  4. Is Bush holding his book upside down? How could this be, I mean after all he is running our country and all!

  5. Jeff: I was a proud Greek myself, although when I arrived at Wake Forest I was so vehemently anti-fraternity I couldn’t have imagined joining one even at gunpoint. The problem was that, like SMU, EVERYTHING was organized around the Greek system, so if you wanted girls to talk to you (I did) then you better be in a fraternity.

    It wasn’t the ideal way of doing things, but after several dateless months I decided, like Mohammed, to go to the mountain, as it were. And I had a pretty good time from there on out….
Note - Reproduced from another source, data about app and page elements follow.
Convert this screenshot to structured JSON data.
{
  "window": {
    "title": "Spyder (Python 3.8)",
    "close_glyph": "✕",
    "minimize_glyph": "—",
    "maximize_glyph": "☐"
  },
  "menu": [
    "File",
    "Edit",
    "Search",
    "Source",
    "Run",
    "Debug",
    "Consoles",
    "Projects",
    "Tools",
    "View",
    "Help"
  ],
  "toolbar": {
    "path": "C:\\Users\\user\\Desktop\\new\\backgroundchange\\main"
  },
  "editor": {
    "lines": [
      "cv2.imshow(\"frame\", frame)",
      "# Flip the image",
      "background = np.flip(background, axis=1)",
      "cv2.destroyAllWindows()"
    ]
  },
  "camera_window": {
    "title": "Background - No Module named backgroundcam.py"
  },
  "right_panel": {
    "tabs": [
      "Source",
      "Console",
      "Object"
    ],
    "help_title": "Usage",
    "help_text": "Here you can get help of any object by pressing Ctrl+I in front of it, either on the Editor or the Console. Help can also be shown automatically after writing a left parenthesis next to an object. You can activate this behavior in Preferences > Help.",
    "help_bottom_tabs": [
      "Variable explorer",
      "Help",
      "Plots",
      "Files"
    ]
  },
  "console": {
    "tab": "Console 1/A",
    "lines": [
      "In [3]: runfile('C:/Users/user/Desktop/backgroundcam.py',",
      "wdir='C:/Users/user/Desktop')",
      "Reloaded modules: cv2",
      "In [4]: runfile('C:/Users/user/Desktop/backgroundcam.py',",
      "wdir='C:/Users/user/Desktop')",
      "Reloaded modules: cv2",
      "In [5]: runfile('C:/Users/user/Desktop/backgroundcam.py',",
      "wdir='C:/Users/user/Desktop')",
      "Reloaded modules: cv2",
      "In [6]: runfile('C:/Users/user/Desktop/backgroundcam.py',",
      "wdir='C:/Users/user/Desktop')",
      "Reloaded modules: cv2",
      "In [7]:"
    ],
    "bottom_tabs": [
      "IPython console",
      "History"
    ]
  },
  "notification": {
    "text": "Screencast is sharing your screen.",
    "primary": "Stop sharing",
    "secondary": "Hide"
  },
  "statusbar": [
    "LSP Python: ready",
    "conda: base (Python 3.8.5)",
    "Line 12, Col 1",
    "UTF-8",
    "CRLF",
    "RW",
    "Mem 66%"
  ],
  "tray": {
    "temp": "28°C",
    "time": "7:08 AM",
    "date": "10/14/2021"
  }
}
  6. Slammy & Jeff – I went to Penn State because, even though they claimed to have the biggest Greek system in the country while I was there, the school was SO big that I could still have a social life outside of a fraternity. I turned down two better engineering schools precisely because I would have had to join a frat to have any social life at all (that and one of the schools was 95% male and they all dated girls from the university 30 minutes down the road).

    When I started undergrad, I felt that there were frat boys and sorority chicks. And my frat party experiences did nothing to correct that perception – until I met a number of guys in a fraternity my junior year. That’s when I realized there were frat boys and guys that happened to be in a fraternity just as there were sorority chicks and girls who happened to be in a sorority, and while every frat/sorority I encountered had some of both, there were definitely more of one kind or another in any given house.

  7. Jeff:

    Like others, I was also in a fraternity, and I did it to get rides to local girls’ schools where I figured the girls might actually be desperate enough to talk to me … even if only for a moment.

    Tastes differ, of course, and I was trying to let SMU students speak for themselves instead of giving my own impression of the place, built from some consulting work there and a couple of acquaintances who attended.

    My impression of SMU is that it’s a place for rich kids, who have never worked a day in their lives, to go to run up a $200,000 bar tab for Daddy to pay. If you’re not from the right family, then you’re not “somebody.” When you graduate, Daddy will get you a job. Actual talent, work, and knowledge are unnecessary. The clothes you wear matter … a lot.

    Like I said, a great place for the GWB library.

  8. JS:
    There’s nothing wrong with nepotism. If my kid wanted a real job, I’d send him to see a cousin or uncle who could hook him up. It really is who you know:)


  9. Jeff:

    We’ll have to disagree about nepotism. To me, it just means that incompetent, lazy people get job that competent, industrious people deserve.

  10. JS:

    If you had a kid that was marginal, and you knew that there was no way in life that he could take care of himself, would you throw him to the wolves, or would you make sure he was taken care of?


  11. Sure, Jeff, but let’s look at the question from the other direction. Say you’re the father of a fantastically qualified kid who gets denied opportunities because he’s losing jobs to well-connected marginal kids who can’t take care of themselves.

    And at a slightly broader level, which of these two hypothetical companies are you going to invest your money in?

  12. Dr. Slammy,

    I’m not referring to well connected kids, but just the kid of the everyman.

    As for what company I’d invest in, it depends on which company’s stock was doing better. Sometimes, the market doesn’t care about nepotism…..look at Murdoch for example.


  13. Jeff:

    I try never to make recommendations that don’t benefit both parties. So, no, I would never recommend a child of mine for a job that would not benefit both the child and the employer. If I had a marginal kid, I’d assume that kid could find a marginal job.

    Not somewhere on a bank’s board of directors somewhere.

  14. JSO wrote: So, no, I would never recommend a child of mine for a job that would not benefit both the child and the employer.

    That’s well said, JS. After all, failing to do that got us GWB as a President, didn’t it?

  15. Hey Jim:

    I replaced a hard drive on one of my computers and lost your e-mail address. I have some major tunage to send you that I KNOW that you’ll appreciate. If you still have my e-mail address, send it to me, and I’ll send you some files.